Admissions by Design

Stop the Madness of Admissions and Find the Best College for YOU

by Lisa Fisher

Pub Date: March 29th, 2016
ISBN: 978-1-943425-08-2
Publisher: Elevate

A college counselor advises students on a more mindful approach to choosing a college and career.

In this debut, Fisher draws on nearly two decades of work as a counselor to indict the college admissions industry and encourage students to set and achieve goals unhindered by the current system’s constraints. She writes that “not nearly enough students have any ‘particular purpose’ beyond seeking admission when they complete their applications,” so she offers a series of exercises to help them determine their interests, values, and strengths in order to move beyond simply getting into college. The book’s opening chapters explore what she calls the “Culture of Crazy”—an atmosphere of achievement and credentialism designed to secure admission to selective colleges. After encouraging students to understand the nature of the system, Fisher urges them to challenge their assumptions and adapt, offering guidance on shifting one’s “mental models,” employing “design thinking,” and taking a mindful approach to goal-setting. Each chapter includes exercises designed to help readers understand and shape their ideas on life goals, changing interests, and intrinsic motivation, among other topics. Although the book’s intended audience includes high-achieving students and their parents, Fisher asks them to consider that alternative paths, such as community colleges, foreign universities, or unschooling, may be a better fit for them. She reminds readers at several points that her book is not a guide to the mechanics of applying to college, although it does include a list of resources for doing so at the end. Readers looking for a more holistic approach to the question of higher education will find this book a useful tool. However, it’s limited by the fact that although it offers “an inspired way to think about and approach the act of applying,” it can’t change the existing structure in which one submits those applications. Fisher’s writing is clear and coherent, though, and the book’s organization makes it easy for readers to follow all its steps or to focus on the most relevant ones. Its guidance will be useful to those pursuing an unconventional path after high school, but many who are planning a traditional college career may find it valuable as well.
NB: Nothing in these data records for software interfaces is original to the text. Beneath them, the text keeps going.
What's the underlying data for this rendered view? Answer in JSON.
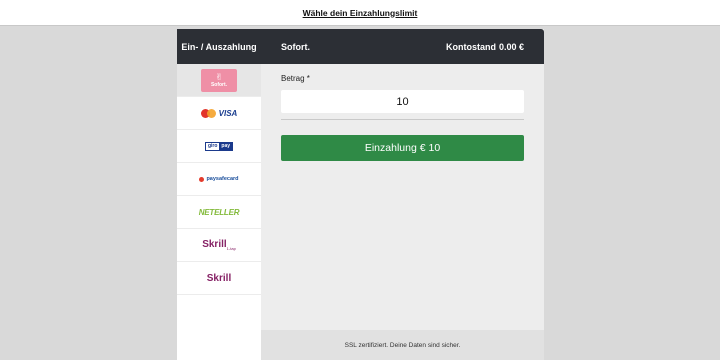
{
  "top_bar": {
    "link_text": "Wähle dein Einzahlungslimit"
  },
  "header": {
    "tab_label": "Ein- / Auszahlung",
    "method_title": "Sofort.",
    "balance_label": "Kontostand",
    "balance_value": "0.00 €"
  },
  "payment_methods": [
    {
      "name": "sofort",
      "label": "Sofort.",
      "icon": "hand-icon",
      "active": true
    },
    {
      "name": "visa-mastercard",
      "label": "VISA"
    },
    {
      "name": "giropay",
      "label_1": "giro",
      "label_2": "pay"
    },
    {
      "name": "paysafecard",
      "label": "paysafecard"
    },
    {
      "name": "neteller",
      "label": "NETELLER"
    },
    {
      "name": "skrill-1tap",
      "label": "Skrill",
      "suffix": "1-tap"
    },
    {
      "name": "skrill",
      "label": "Skrill"
    }
  ],
  "form": {
    "amount_label": "Betrag *",
    "amount_value": "10",
    "deposit_button_label": "Einzahlung € 10"
  },
  "footer": {
    "text": "SSL zertifiziert. Deine Daten sind sicher."
  },
  "colors": {
    "header_bg": "#2c2f35",
    "deposit_green": "#2f8a46",
    "sofort_pink": "#ef8fa6",
    "skrill_purple": "#862165",
    "neteller_green": "#83ba3b"
  }
}
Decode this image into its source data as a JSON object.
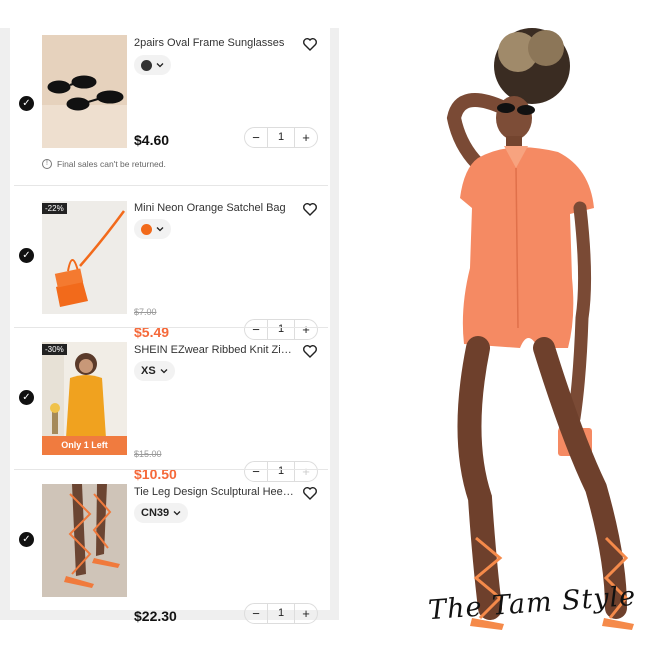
{
  "cart": {
    "items": [
      {
        "title": "2pairs Oval Frame Sunglasses",
        "variant": {
          "type": "color",
          "swatch": "#333333"
        },
        "price": "$4.60",
        "quantity": "1",
        "notice": "Final sales can't be returned."
      },
      {
        "title": "Mini Neon Orange Satchel Bag",
        "discount": "-22%",
        "variant": {
          "type": "color",
          "swatch": "#f26a1b"
        },
        "old_price": "$7.00",
        "price": "$5.49",
        "quantity": "1"
      },
      {
        "title": "SHEIN EZwear Ribbed Knit Zipp...",
        "discount": "-30%",
        "stock_label": "Only 1 Left",
        "variant": {
          "type": "size",
          "label": "XS"
        },
        "old_price": "$15.00",
        "price": "$10.50",
        "quantity": "1"
      },
      {
        "title": "Tie Leg Design Sculptural Heele...",
        "variant": {
          "type": "size",
          "label": "CN39"
        },
        "price": "$22.30",
        "quantity": "1"
      }
    ]
  },
  "photo": {
    "signature": "The Tam Style"
  },
  "colors": {
    "sale_price": "#f5693a",
    "outfit_orange": "#f58a63",
    "check": "#111111"
  },
  "icons": [
    "check-icon",
    "heart-icon",
    "chevron-down-icon",
    "info-icon",
    "minus-icon",
    "plus-icon"
  ]
}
An alternative approach to college admissions, focused more on self-knowledge than tests, essays, and recommendations.